As the much-buzzed about Diaspora, an NYU student-led project created to offer a privacy-oriented Facebook alternative, continues to take shape, NYU seems to have perfectly timed their move to offer support to similar startups. This school year marks the beginning of the NYU Innovation Venture Fund, a $20 million fund designed “to spur the commercialization of technologies developed at NYU and to provide seed funding for startup companies based on those technologies.” I sat down with Frank Rimalovski (pictured), Managing Director of the NYU Venture Fund, to learn more about the program and what exactly it’s doing to encourage entrepreneurship at NYU.
Rimalovski told me NYU has been highly successful with technology transfer — external licensing of patented technologies discovered by students and professors at NYU — and believes there is potential for those students to create their own startups. However, the infrastructure and support necessary hasn’t existed in the past. So, the Venture Fund was created to enable student and faculty-led startups to see the light of day. He hopes the Venture Fund will “create a whole generation of Dennis Crowleys.”
Through the Venture Fund, Frank believes NYU will be a more attractive place for both students and faculty to come, which will make the university better, which will attract more excellent students and faculty — generating a “virtuous circle.”
A section of NYU’s website will be developed as a hub for students interested in entrepreneurship (it is currently a basic information page, but the full version should be ready by Thanksgiving), highlighting success stories of NYU startups; promising research; a way to apply to the Venture Fund; a listing of entrepreneurship courses offered; and various blogs, newsletters, and resources available at NYU and in NYC. A mentorship program is in the works to connect aspiring entrepreneurs with experienced ones who can guide and coach them through the process of getting their startup off the ground.
One issue I brought up was the geographic separation of NYU-Poly in Brooklyn and the School of Medicine in Midtown from the Washington Square Campus.

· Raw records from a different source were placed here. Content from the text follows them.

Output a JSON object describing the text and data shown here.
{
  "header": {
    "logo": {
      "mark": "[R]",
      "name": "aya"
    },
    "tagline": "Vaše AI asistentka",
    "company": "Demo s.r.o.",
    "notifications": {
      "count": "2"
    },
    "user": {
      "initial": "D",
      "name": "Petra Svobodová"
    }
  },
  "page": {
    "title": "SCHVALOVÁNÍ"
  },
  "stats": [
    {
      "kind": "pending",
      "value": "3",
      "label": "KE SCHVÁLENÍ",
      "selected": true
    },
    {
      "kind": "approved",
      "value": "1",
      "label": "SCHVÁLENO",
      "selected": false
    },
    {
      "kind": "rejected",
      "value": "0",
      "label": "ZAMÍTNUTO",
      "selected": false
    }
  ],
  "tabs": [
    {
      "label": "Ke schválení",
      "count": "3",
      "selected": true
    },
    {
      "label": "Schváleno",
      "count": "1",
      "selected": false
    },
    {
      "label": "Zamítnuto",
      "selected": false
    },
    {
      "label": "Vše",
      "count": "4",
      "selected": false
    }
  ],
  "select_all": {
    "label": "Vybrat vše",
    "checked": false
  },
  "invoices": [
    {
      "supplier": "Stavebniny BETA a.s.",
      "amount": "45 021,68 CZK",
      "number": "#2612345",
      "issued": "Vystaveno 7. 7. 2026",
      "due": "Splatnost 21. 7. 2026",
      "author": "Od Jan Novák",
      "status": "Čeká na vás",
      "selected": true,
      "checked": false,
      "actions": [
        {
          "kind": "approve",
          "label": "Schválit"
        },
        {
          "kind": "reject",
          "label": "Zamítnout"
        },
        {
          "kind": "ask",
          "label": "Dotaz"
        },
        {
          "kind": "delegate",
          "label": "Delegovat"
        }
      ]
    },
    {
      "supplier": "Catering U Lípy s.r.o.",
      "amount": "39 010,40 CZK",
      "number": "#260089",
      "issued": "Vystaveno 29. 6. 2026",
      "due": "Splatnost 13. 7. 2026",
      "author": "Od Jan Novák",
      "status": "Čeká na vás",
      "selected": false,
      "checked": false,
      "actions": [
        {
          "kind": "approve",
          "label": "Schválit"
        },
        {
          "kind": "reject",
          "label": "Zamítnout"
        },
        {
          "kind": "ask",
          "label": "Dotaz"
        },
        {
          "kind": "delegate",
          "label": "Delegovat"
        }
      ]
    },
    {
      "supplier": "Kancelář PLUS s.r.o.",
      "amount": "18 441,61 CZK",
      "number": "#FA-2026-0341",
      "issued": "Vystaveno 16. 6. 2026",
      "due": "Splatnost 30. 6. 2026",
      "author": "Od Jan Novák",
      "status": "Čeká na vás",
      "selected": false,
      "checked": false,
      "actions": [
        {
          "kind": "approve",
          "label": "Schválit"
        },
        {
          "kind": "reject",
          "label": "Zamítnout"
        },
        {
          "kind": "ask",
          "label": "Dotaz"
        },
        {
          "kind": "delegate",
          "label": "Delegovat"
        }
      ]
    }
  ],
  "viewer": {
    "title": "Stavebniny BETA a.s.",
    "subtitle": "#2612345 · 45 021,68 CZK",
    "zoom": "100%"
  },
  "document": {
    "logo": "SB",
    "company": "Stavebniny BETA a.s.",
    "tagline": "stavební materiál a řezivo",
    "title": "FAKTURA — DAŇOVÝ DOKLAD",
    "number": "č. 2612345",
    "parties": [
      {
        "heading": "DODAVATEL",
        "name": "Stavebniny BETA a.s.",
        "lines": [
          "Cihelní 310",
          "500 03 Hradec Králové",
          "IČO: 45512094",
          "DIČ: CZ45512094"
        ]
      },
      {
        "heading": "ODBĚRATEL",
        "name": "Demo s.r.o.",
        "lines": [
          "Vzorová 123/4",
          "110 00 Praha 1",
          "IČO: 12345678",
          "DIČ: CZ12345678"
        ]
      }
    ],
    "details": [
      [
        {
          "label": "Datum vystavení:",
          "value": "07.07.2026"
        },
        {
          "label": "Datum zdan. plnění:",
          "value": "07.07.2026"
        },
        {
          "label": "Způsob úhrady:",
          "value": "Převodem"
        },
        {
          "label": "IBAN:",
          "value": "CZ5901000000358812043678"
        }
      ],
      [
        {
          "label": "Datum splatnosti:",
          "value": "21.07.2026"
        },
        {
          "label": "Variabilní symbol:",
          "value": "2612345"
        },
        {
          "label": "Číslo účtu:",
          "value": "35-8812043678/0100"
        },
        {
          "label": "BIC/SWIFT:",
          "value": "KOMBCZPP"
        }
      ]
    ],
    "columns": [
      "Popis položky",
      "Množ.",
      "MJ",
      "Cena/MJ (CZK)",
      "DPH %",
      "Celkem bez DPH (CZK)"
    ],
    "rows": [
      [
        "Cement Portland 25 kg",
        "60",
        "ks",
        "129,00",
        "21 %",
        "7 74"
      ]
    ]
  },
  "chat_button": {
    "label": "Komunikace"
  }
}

Rimalovski recognizes the problem — the launch of the Technological Venture Competition was the first step in bringing the schools together.
Most impressive, in my opinion, is Rimalovski’s goal to connect NYU’s entrepreneurship-focused clubs, such as Tech@NYU and Stern’s EEG, so they can share ideas and resources as well as collaborate on programs. Tech@NYU’s founder Trevor Owens has been granted a fellowship with the National Collegiate Inventors and Innovators Alliance (NCIIA), which has given him funding to create cross-school initiatives to promote and teach entrepreneurship.
While the first investments from the Venture Fund won’t begin until 2011, people have already begun to reach out to Rimalovski about their ideas. So if you’ve got an idea for a startup, be sure to get in touch with him ASAP — his contact info can be found in the NYU Public Directory here. He is also looking for feedback on the program and NYU Entrepreneurship site — let him know if there’s anything you’d like to see in the future!
Frank Rimalovski can be found on Twitter at @rimalovski.
For more information on the NYU Innovation Venture Fund, check out NYU’s Innovation Venture Fund press release.